## [Assignment]
For each line below that contains the word "time", make a copy.

## [Input data]
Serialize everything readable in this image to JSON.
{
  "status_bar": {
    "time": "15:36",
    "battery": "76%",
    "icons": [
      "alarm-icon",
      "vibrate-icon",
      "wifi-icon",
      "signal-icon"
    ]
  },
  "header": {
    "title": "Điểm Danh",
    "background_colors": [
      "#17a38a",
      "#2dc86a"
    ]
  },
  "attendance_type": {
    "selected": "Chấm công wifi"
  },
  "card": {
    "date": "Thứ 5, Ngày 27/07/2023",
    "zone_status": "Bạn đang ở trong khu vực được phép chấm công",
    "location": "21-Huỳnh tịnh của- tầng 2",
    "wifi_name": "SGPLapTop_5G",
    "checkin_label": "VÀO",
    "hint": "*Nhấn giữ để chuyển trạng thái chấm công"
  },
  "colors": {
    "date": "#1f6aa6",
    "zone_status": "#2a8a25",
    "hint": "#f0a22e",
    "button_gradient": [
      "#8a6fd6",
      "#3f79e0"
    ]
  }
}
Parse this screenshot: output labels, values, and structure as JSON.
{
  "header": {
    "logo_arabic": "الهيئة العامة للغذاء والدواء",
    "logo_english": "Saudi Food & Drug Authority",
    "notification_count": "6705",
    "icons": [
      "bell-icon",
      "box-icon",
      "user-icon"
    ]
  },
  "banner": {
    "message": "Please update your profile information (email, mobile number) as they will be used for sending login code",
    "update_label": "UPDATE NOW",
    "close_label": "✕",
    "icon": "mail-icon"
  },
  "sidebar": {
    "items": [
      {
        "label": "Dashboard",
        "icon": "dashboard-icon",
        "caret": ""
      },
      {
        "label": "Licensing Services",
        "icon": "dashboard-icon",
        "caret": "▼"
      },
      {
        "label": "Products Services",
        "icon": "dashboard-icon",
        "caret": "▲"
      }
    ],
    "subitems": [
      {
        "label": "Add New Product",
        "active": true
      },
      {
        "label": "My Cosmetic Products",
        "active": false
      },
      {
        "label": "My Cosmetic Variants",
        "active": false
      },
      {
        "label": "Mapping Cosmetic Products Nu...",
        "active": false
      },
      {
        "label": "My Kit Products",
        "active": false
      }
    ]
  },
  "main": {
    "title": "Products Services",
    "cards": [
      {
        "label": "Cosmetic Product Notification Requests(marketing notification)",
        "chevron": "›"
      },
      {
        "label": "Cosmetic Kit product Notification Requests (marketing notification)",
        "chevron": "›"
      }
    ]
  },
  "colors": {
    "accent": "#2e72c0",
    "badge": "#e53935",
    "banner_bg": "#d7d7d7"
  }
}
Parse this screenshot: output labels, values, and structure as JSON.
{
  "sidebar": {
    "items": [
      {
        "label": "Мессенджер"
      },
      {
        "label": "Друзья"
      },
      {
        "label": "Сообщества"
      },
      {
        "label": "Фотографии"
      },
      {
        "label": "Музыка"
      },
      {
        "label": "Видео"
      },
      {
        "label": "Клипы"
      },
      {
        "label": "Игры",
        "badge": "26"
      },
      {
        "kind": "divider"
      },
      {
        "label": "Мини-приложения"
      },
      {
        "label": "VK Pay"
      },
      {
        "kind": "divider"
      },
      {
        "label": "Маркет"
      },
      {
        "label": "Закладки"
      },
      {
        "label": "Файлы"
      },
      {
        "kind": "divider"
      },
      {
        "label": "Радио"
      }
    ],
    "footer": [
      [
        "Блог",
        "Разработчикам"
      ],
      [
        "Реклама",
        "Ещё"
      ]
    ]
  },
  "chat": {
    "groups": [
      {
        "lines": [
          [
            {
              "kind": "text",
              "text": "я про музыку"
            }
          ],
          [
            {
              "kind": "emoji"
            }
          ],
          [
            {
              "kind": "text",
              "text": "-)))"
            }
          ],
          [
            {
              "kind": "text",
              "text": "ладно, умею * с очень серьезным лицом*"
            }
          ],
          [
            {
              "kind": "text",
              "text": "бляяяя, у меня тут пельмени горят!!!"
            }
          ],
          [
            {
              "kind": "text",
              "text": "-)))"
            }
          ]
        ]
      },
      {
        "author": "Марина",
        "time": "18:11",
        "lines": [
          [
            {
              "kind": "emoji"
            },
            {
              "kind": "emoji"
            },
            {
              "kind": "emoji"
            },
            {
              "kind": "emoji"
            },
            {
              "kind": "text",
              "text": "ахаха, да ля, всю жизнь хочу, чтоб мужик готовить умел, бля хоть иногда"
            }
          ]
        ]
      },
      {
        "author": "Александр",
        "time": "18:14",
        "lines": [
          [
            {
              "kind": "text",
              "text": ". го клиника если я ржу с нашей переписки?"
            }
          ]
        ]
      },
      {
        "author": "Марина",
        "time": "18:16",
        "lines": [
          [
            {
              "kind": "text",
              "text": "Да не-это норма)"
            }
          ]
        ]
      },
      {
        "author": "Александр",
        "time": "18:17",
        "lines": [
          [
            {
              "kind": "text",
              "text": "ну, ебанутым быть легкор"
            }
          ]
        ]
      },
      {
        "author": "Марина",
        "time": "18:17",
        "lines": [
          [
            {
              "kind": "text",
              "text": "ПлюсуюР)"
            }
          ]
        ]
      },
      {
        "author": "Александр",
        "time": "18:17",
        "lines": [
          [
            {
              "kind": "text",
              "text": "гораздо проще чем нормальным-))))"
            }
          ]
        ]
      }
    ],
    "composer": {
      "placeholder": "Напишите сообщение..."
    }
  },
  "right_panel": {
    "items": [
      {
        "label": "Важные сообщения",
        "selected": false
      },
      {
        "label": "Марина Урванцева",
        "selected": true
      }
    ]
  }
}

## [Response area]
    "time": "15:36",
        "time": "18:11",
        "time": "18:14",
        "time": "18:16",
        "time": "18:17",
        "time": "18:17",
        "time": "18:17",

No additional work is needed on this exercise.